But, as with all banquets, these are the exceptions to every day eating, not the rule. So what was the food culture of the era of 1825-1863? Let’s set aside Delmonico’s, the first name often brought up when talking about eating in that era. Delmonico’s should be noted, but again, they are the exception, not the rule. The idea of “restaurants” had yet to take off in Gotham.
The first thing we have to remember was that New York City, more than another other city on the planet at that time, was designed as a financial center. The first way this manifested itself was through shipping, which meant merchants, which meant people buying and selling cargo. This also meant that the city attracted business men. It has been reported that on any given day in New York City during this era, one should add an additional 60,000 people to its citizenry, all temporary residents who stayed an average of three days. This people had to be fed somehow, and the primary way was through the hotels and boarding houses where they stayed. Those who put up these boarders were expected, through etiquette and tradition, to feed those who stayed with them. Hotels were expensive, and often had their meals reflect that status. Boardinghouses were middling to cheap, and the food served at these places were famously poor.

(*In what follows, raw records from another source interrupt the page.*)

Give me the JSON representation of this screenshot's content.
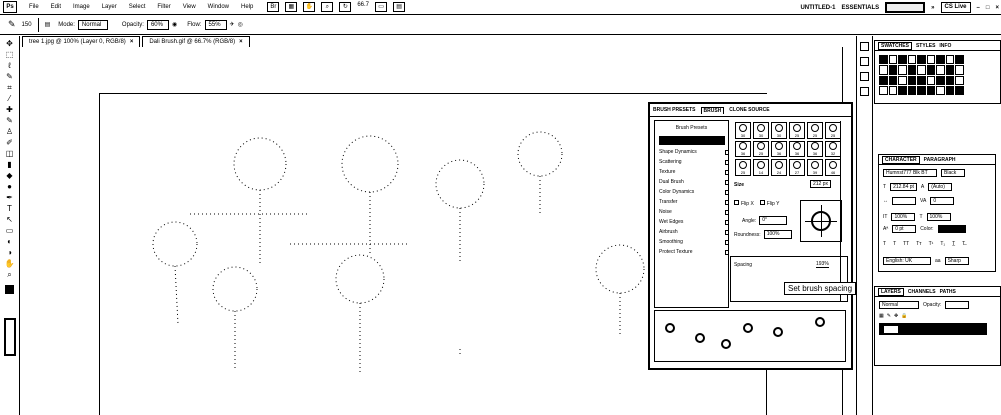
{
  "menubar": {
    "logo": "Ps",
    "items": [
      "File",
      "Edit",
      "Image",
      "Layer",
      "Select",
      "Filter",
      "View",
      "Window",
      "Help"
    ],
    "zoom": "66.7",
    "workspace": "UNTITLED-1",
    "essentials": "ESSENTIALS",
    "cs_live": "CS Live"
  },
  "options": {
    "brush_size": "150",
    "mode_label": "Mode:",
    "mode_value": "Normal",
    "opacity_label": "Opacity:",
    "opacity_value": "60%",
    "flow_label": "Flow:",
    "flow_value": "55%"
  },
  "tabs": [
    {
      "label": "tree 1.jpg @ 100% (Layer 0, RGB/8)"
    },
    {
      "label": "Dali Brush.gif @ 66.7% (RGB/8)"
    }
  ],
  "brush_panel": {
    "tabs": [
      "BRUSH PRESETS",
      "BRUSH",
      "CLONE SOURCE"
    ],
    "presets_button": "Brush Presets",
    "brush_tip_label": "Brush Tip Shape",
    "options": [
      "Shape Dynamics",
      "Scattering",
      "Texture",
      "Dual Brush",
      "Color Dynamics",
      "Transfer",
      "Noise",
      "Wet Edges",
      "Airbrush",
      "Smoothing",
      "Protect Texture"
    ],
    "tip_sizes": [
      "30",
      "30",
      "30",
      "25",
      "25",
      "25",
      "36",
      "25",
      "36",
      "36",
      "36",
      "32",
      "25",
      "14",
      "24",
      "27",
      "39",
      "46"
    ],
    "size_label": "Size",
    "size_value": "212 px",
    "flip_x": "Flip X",
    "flip_y": "Flip Y",
    "angle_label": "Angle:",
    "angle_value": "0°",
    "roundness_label": "Roundness:",
    "roundness_value": "100%",
    "spacing_label": "Spacing",
    "spacing_value": "193%",
    "tooltip": "Set brush spacing"
  },
  "right_panels": {
    "swatches_tabs": [
      "SWATCHES",
      "STYLES",
      "INFO"
    ],
    "character_tabs": [
      "CHARACTER",
      "PARAGRAPH"
    ],
    "font_family": "Humnst777 Blk BT",
    "font_style": "Black",
    "font_size": "212.84 pt",
    "leading": "(Auto)",
    "kerning": "0",
    "vertical_scale": "100%",
    "horizontal_scale": "100%",
    "baseline": "0 pt",
    "color_label": "Color:",
    "language": "English: UK",
    "antialias": "Sharp",
    "layers_tabs": [
      "LAYERS",
      "CHANNELS",
      "PATHS"
    ],
    "blend_mode": "Normal",
    "opacity_label": "Opacity:"
  }
}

Other places where people could eat included the chophouses I mentioned yesterday, with some of these evolving into eating houses that sat next to or near the various playhouses and theaters that were popping up throughout New York City, including a place called Windust’s that sat next to the Park Theater in 1824. The idea of catching a dinner and a show, has its roots way before the idea of “Broadway” could even be fathomed.
Also around the theaters, and peppered throughout the city were the bakeries who provided the daily bread and pastry fix, to the confectioners, now far removed from their apothecarial past. Then there were the taverns, where drinking was the primary order of the day, and food was provided to keep people drinking. Coffee houses had similar a similar outlook, with the intent of keeping people on site as long as New Yorkers could bear.
And for those who had less money to spend, or no time to get home during the work day, food peddlers provided cheap food directl, calling out their wares which included everything from oysters and clams, to baked beans, strawberries and mint, hot yams, and corn on the cob peddled by the hot-corn girls.
All of this was in place by the time Delmonico’s arrived on the scene, and changed the landscape of the New York Dining scene. But, I’m getting just a bit ahead of myself.